NEWARK, N.J. — Two full seasons in the American Hockey League, after a taste of NHL life, would give some players a mentality that a regular spot in The Show may never come again. Not Brian Gibbons.
The New Jersey Devils forward wasn’t wondering when he’d get another NHL shot after 66 games over two seasons with the Pittsburgh Penguins and Columbus Blue Jackets. He was thankful just for the opportunity.
“[I was] lucky to play the game still. It’s not the NHL, but it’s still a lot of fun,” Gibbons, 29, told PHT on Wednesday. “Great guys down there. It’s tough hockey, good hockey.”
The Devils are one of the early-season surprises atop the Metropolitan Division with a 11-4-2 record. It’s not just that they’re having success, they’re actually fun to watch again. The speedy Gibbons is one reason why.
The leading goal scorer for the Devils isn’t Taylor Hall or Adam Henrique or Kyle Palmieri or even last June’s No. 1 overall draft pick Nico Hischier. Gibbons is the one currently holding that title with eight, which isn’t bad for someone whose last NHL goal before this season came on April 3, 2014.

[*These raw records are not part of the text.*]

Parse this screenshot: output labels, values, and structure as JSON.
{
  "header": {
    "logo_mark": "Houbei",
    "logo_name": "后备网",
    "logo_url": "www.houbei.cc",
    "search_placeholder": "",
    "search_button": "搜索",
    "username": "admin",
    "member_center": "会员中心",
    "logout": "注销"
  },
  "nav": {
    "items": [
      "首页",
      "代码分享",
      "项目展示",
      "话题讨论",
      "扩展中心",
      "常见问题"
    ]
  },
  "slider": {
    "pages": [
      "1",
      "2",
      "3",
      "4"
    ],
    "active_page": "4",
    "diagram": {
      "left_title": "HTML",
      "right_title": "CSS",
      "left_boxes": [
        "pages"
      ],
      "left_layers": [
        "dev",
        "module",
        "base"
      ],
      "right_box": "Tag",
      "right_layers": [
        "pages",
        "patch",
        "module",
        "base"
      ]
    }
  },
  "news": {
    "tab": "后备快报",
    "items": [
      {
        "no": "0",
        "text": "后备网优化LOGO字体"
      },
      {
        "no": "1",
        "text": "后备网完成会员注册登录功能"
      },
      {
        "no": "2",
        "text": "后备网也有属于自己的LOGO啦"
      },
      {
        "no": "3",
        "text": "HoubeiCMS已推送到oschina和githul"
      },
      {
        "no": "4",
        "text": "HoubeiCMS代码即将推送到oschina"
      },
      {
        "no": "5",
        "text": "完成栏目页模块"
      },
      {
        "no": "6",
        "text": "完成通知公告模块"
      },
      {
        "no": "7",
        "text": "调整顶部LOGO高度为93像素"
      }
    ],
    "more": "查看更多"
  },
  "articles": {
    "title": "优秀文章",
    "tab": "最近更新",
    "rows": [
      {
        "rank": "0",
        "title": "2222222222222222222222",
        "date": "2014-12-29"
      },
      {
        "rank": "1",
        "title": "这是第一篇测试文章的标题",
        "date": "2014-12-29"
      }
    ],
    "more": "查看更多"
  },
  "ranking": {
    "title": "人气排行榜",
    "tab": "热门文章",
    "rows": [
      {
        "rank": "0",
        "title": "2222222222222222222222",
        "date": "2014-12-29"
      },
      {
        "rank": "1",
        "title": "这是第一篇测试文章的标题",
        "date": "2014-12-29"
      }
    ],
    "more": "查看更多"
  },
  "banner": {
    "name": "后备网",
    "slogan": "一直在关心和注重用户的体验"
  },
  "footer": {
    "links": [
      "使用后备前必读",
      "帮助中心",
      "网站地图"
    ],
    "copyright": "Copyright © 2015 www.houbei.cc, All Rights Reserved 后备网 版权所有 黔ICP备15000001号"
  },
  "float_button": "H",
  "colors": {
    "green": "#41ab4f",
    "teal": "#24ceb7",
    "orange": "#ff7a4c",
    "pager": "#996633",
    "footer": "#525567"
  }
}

“I’ve just been trying to play the right way, really,” he said, “skate hard, work hard defensively. Obviously playing in the offensive zone as much as you can, try to get pucks behind their D and then once you’re in the O-zone try and make plays.”
Inconsistency plagued Gibbons earlier in his career, keeping him from earning a regular NHL job. His first professional coach is now his current coach — John Hynes. The two, along with Devils assistant coach Alain Nasreddine, were in Wilkes-Barre together for parts of three seasons from 2011-2014. Gibbons moved on to the Columbus, splitting the 2014-15 season between the Blue Jackets and their affiliate in Springfield. The next year he was in Hartford, trying to impress the New York Rangers for a callup that never happened. When no contract offers came his way in the summer of 2016, he earned a spot with the Devils’ AHL team in Albany after a tryout and planted the seeds for an NHL return.
A 16-goal, 38-points campaign impressed Hynes and Devils general manager Ray Shero (who was GM in Pittsburgh when Gibbons was there) enough that he earned an invite to main camp this fall. He fit into his role on the team and won himself a job.
“He’s really bought in to what his identity is as a player. He’s fast, he’s tenacious, he’s very smart. He’s a very good penalty killer. He understands how he needs to play,” Hynes said on Wednesday. “The biggest difference was when he was in Wilkes-Barre there was lots of pockets like that and inconsistencies, but the consistency level and professionalism he has now is allowing his talent and skill set to come out. It’s nice to see a guy like that come in and earn a job, and so far he hasn’t given it up. You want those things on your team because it helps drive internal competition.”
Gibbons and Coleman had a head start on chemistry development at the NHL level after a year of playing together in Albany. The transition was seamless and each knows what to expect from the other. The trio’s success is a small snapshot of a bigger picture. The Devils are one of the league’s top teams through nearly 20 games because of balanced scoring (14 different players have recorded a goal) and Cory Schneider’s play (.935 even strength save percentage) in net. It hasn’t always looked pretty, but they’ve been able to get the job done.
“[We’re] finding different ways to win games, whether it’s getting a lead and playing with a lead or coming from behind or goalies stealing us a game or power play getting a couple goals late,” Gibbons said. “It just seems, for the most part, that when we’ve needed a big play we’ve gotten it and we’ve gotten it from different guys, which is key when you don’t have to rely on one player and can just do it as a group.”
We’ll see if Gibbons can keep up the productivity and finally establish himself as a regular NHL player. When he was down in the AHL he never viewed his time there as one big tryout, hoping to impress a GM to get called up. He was only concerned with what he could control and that was helping his team.
That perspective can be credited to age and maturity.
“I’m at a different stage in my life,” Gibbons said. “Me and my fiancee have a little one-year-old. It’s nice to be able to share it with them. She was with me when I was in Columbus but he wasn’t around. It’s nice for them to be able to share this with me and just enjoying each day.”